Join them; it only takes a minute:

Sign up
Join the Stack Overflow community to:
  1. Ask programming questions
  2. Answer and help your peers
  3. Get recognized for your expertise

I'm in the middle of writing a plugin and I'd like to be able to get the original selector that jQuery used to create the object.

So if you wanted to apply something like .siblings() you could get all the siblings of that type, whether it looks up siblings of a certain class or siblings of a certain element type.

  • jQuery('div') - 'div'
  • jQuery(jQuery('div')) - [jQuery] object // would require recursively finding the selector of this
  • jQuery('#elment') - '#element'
  • jQuery('.class') - '.class'
share|improve this question
up vote 10 down vote accepted

Just access the jQuery object's selector property:

console.log($("div").selector); // 'div'
console.log($("#foo").selector); // '#foo'
share|improve this answer
are you kidding!? I went into and searched for selector and all it popped up was the "[ancestor descendant]" bs and typical jQuery("[selector]") nonsense... no help. -- thank you! - do you know where the documentation is on it? – vol7ron Aug 27 '11 at 3:09
@vol7ron - I don't think it is documented. Come to think of it, I can't remember how I discovered it. – karim79 Aug 27 '11 at 3:12
unfortunately jQuery('.className').each(function(){jQuery(this).selector}); returns an empty string; – vol7ron Aug 27 '11 at 3:13
You can see it in here: Look in the function init. It has a line like this: this.selector = selector; if the selector is string. If the selector is on object with a selector property then it has this: this.selector = selector.selector; So it will even handle the "recursive" case – Paulpro Aug 27 '11 at 3:14
@vol7ron - that's because jQuery(this) constructs a jQuery object with a DOMElement instead of a selector. – karim79 Aug 27 '11 at 3:15

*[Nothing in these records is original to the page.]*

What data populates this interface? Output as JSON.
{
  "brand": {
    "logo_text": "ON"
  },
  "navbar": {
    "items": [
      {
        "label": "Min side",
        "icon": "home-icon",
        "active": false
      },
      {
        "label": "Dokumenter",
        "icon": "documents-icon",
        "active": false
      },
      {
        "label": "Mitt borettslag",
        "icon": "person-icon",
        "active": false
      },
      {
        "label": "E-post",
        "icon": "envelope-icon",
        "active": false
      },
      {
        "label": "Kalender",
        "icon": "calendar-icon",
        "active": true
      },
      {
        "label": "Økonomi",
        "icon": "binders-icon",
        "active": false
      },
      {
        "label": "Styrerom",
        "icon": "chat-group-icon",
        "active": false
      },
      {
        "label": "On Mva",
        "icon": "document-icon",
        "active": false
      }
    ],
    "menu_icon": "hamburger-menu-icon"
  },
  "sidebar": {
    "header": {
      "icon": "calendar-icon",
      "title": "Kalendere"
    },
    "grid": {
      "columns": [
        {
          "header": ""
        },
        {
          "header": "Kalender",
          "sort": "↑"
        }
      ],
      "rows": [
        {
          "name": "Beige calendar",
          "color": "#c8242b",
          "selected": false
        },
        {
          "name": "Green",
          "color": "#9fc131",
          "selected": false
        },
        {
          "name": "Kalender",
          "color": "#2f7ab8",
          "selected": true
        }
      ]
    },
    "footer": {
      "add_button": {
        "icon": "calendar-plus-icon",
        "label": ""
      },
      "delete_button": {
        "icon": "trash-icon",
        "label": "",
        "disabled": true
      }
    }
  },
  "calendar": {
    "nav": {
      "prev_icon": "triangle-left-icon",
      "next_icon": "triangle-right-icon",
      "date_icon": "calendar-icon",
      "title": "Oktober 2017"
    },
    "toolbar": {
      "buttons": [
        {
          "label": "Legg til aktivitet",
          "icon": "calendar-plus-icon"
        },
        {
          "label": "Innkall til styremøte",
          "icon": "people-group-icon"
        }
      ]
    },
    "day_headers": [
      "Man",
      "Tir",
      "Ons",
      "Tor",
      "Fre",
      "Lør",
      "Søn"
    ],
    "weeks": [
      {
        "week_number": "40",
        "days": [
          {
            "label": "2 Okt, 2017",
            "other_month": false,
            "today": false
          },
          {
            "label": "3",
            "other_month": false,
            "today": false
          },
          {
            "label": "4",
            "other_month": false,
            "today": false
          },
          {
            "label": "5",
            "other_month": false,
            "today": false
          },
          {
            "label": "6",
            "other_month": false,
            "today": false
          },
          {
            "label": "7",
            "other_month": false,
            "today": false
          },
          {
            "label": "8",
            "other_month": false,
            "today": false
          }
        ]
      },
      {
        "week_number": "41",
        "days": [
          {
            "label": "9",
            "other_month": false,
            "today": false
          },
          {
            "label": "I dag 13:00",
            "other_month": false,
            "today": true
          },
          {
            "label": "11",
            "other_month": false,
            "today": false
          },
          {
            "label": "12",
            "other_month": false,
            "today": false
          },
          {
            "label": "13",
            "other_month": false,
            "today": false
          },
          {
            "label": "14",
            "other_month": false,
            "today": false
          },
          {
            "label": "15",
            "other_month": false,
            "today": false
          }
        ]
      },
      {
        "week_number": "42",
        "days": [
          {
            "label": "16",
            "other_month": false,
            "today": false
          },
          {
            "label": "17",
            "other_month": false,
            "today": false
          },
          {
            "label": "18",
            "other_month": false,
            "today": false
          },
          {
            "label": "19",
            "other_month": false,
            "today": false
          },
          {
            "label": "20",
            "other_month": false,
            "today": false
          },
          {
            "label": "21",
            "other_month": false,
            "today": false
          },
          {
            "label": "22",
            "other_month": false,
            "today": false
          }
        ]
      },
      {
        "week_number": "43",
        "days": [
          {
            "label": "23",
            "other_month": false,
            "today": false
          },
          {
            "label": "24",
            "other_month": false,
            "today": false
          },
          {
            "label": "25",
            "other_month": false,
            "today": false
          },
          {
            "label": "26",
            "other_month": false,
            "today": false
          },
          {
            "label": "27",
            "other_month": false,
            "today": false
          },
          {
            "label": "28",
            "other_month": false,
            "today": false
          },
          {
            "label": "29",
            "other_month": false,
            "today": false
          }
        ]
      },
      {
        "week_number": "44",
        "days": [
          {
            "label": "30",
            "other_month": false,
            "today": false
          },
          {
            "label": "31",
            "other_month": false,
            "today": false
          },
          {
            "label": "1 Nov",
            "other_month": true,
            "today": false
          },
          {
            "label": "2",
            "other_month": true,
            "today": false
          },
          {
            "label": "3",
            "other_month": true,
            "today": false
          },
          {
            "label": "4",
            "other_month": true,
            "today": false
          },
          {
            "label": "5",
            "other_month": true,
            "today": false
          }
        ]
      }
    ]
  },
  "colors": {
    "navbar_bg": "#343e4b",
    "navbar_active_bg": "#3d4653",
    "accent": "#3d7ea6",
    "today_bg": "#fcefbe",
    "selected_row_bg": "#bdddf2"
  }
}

As an extension to what Karim has put:

var t = jQuery('.clName');

share|improve this answer
That's pretty clever. – karim79 Aug 27 '11 at 3:45
I'm not sure there's any way to refer to the root jQuery constructor from the DOM object, as you noted. So I took it that caching the jQuery object was the only way. (I only made this an answer so I had it for future reference) – vol7ron Aug 27 '11 at 4:09

Your Answer


By posting your answer, you agree to the privacy policy and terms of service.

Not the answer you're looking for? Browse other questions tagged or ask your own question.